"I was leaving a mosque, walking towards a market, when I heard a big sound. My ears became blocked immediately and I fell unconscious. I woke up in a hospital where I stayed for six months. Two months after the blast, they amputated my leg. It was very difficult for me, but I thank God that I had another chance to see my wife and six children again. Those are the moments of our lives where we always say Alhamdulillah as believers." Jan Mohammed Khan, 45, former farmer currently unemployed due to his disability, injured by a remote control bomb in Peshawar, Pakistan on 9 October 2007.
In recent years, Pakistan has been rocked by hundreds of attacks on civilians.
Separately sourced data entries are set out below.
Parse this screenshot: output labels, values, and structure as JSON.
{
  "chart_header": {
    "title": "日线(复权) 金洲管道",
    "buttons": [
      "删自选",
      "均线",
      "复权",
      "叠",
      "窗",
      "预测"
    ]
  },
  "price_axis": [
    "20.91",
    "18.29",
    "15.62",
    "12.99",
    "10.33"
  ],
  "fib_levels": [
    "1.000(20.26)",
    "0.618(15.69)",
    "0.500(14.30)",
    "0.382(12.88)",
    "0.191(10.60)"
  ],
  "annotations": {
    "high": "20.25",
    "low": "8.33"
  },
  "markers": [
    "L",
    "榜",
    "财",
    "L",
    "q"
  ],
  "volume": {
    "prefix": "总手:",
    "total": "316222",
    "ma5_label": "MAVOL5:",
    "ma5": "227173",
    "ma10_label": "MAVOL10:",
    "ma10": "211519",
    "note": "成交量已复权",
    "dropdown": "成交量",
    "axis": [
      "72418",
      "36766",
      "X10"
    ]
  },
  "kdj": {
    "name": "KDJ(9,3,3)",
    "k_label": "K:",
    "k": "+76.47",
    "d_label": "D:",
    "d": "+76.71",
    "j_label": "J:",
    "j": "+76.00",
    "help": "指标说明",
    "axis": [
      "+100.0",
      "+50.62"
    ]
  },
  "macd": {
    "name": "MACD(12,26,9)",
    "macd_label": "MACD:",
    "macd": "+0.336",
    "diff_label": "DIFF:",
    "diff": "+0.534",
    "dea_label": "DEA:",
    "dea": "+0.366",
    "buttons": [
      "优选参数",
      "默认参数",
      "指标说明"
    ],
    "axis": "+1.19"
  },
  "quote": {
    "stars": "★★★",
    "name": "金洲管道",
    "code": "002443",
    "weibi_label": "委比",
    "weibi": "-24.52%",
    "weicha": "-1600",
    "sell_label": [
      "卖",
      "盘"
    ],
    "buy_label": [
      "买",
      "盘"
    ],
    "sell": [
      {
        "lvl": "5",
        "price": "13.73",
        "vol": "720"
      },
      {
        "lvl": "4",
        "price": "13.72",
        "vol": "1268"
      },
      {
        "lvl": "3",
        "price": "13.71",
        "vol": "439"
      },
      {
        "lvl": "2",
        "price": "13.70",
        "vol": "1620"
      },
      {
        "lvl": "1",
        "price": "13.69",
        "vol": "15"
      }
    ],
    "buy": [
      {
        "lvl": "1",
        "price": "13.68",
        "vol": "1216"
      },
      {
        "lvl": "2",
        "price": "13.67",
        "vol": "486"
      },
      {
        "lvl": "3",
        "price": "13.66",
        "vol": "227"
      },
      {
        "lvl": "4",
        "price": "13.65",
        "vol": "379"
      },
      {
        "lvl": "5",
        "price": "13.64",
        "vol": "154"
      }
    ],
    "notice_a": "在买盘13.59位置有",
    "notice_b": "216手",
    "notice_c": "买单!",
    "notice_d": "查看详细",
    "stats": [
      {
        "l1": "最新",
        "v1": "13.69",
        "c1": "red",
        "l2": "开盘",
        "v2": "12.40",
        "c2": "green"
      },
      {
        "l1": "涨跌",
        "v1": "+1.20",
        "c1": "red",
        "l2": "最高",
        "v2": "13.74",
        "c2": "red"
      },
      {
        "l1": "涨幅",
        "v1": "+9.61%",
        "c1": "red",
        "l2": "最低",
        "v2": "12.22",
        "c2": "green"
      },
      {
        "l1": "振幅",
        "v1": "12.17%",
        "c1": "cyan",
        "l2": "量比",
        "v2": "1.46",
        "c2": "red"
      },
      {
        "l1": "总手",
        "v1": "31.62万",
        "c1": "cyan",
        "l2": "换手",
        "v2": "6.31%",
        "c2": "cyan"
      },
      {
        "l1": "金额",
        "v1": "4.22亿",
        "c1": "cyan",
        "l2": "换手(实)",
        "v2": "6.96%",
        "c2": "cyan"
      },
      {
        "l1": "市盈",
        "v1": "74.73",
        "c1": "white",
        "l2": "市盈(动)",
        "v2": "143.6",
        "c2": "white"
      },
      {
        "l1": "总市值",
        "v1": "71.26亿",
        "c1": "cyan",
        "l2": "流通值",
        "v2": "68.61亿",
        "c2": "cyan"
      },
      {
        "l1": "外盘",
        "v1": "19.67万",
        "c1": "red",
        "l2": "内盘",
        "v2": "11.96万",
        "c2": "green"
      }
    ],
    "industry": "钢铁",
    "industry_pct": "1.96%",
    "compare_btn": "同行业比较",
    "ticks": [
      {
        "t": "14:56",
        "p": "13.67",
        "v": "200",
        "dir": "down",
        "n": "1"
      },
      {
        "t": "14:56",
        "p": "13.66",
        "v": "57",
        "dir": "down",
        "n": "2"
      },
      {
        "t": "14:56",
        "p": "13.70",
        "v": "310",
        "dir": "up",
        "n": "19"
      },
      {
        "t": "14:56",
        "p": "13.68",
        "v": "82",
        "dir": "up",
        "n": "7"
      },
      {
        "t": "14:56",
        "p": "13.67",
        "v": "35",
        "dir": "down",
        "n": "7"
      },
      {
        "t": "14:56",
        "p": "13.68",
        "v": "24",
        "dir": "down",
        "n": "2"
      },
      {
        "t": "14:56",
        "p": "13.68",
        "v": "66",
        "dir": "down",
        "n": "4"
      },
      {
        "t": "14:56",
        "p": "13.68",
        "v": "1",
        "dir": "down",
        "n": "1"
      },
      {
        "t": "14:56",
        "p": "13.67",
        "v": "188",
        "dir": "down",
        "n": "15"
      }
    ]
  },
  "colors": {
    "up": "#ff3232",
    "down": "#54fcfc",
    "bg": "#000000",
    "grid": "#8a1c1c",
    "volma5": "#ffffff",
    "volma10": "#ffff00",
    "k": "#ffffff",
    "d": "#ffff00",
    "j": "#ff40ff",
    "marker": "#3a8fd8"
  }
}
From roadside bombs to suicide bombings and target killings, attacks take place on an almost daily basis in cities across the country, as a result of terrorism, sectarian conflict, and a mix of political, religious, and criminal violence. In the last ten years, over 5,000 people have lost their lives and some 10,000 have been injured in attacks perpetrated by militants in Pakistan. Of those lucky enough to survive, many carry physical disabilities or mental scars for the rest of their lives.
Suffering is far from unknow in a part of the world with a high rate of poverty, and also often hit by natural disasters such as earthquakes and floods. However, many devout Muslims embrace those tragedies as their particular fate. Pakistan is a majority Muslim country, where faith is the most sacred and precious thing in many people's lives, and where the devout believe in al-Qadr (Destiny) - that all that exists or happens is an expression of Allah's will. Believer's accept their fate because they trust in His will.